## [TASK PROMPT]
Each line of the records containing "will" is to be copied out and returned.

App and web page records

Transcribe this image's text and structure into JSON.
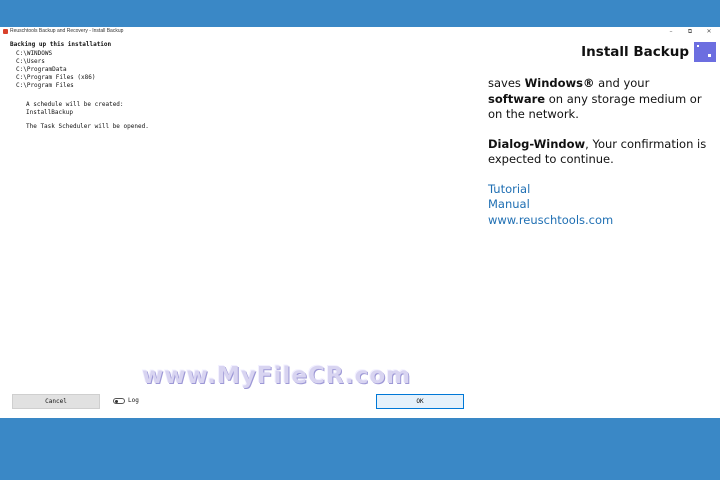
{
  "window": {
    "title": "Reuschtools Backup and Recovery - Install Backup",
    "minimize_glyph": "–",
    "restore_glyph": "⧉",
    "close_glyph": "✕"
  },
  "left": {
    "heading": "Backing up this installation",
    "paths": [
      "C:\\WINDOWS",
      "C:\\Users",
      "C:\\ProgramData",
      "C:\\Program Files (x86)",
      "C:\\Program Files"
    ],
    "schedule_line1": "A schedule will be created:",
    "schedule_line2": "InstallBackup",
    "scheduler_note": "The Task Scheduler will be opened."
  },
  "right": {
    "app_title": "Install Backup",
    "desc1_a": "saves ",
    "desc1_b": "Windows®",
    "desc1_c": " and your ",
    "desc1_d": "software",
    "desc1_e": " on any storage medium or on the network.",
    "desc2_a": "Dialog-Window",
    "desc2_b": ", Your confirmation is expected to continue.",
    "links": [
      "Tutorial",
      "Manual",
      "www.reuschtools.com"
    ],
    "link_color": "#1f6fb3",
    "logo_color": "#6c6ee0"
  },
  "footer": {
    "cancel_label": "Cancel",
    "log_label": "Log",
    "log_toggle_on": false,
    "ok_label": "OK"
  },
  "watermark": "www.MyFileCR.com",
  "colors": {
    "background": "#3a88c6",
    "ok_border": "#0078d7"
  }
}
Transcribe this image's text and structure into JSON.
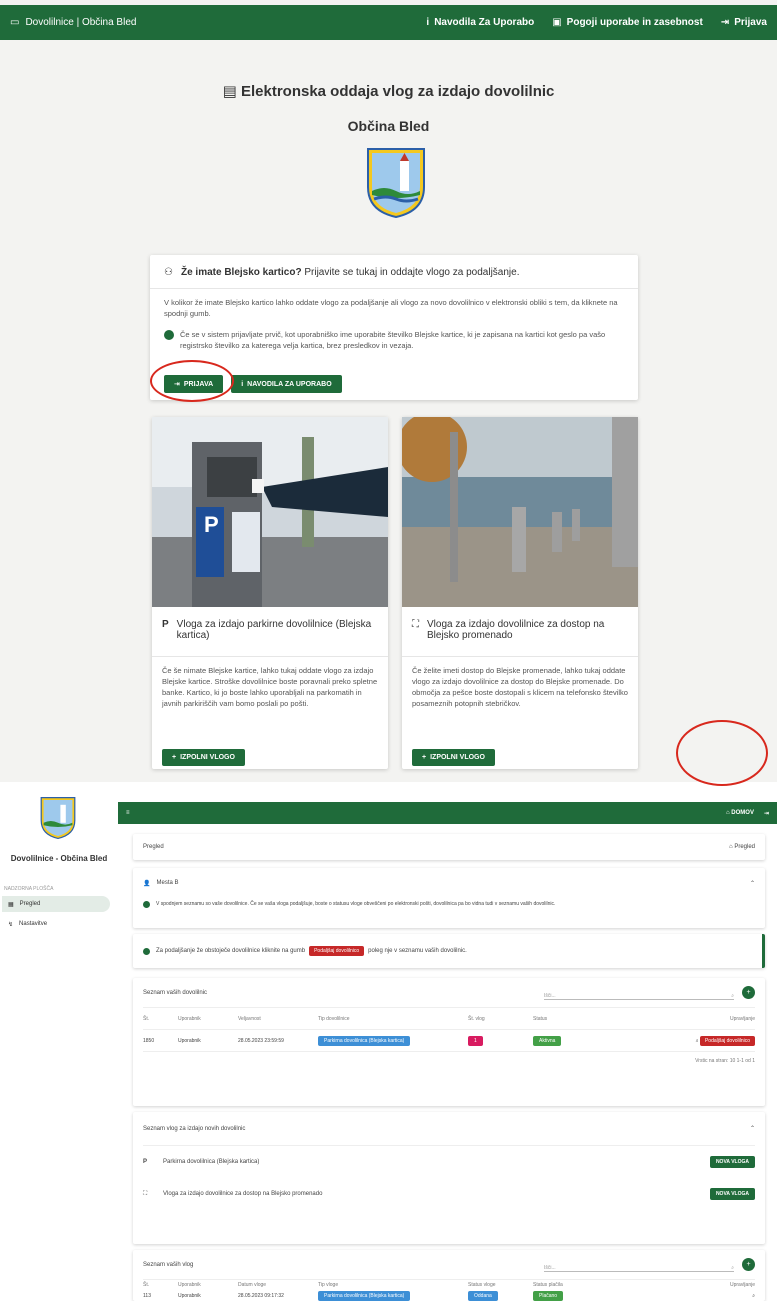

## [RESULT FOR THIS TASK]
    "schedule_line1": "A schedule will be created:",
    "scheduler_note": "The Task Scheduler will be opened."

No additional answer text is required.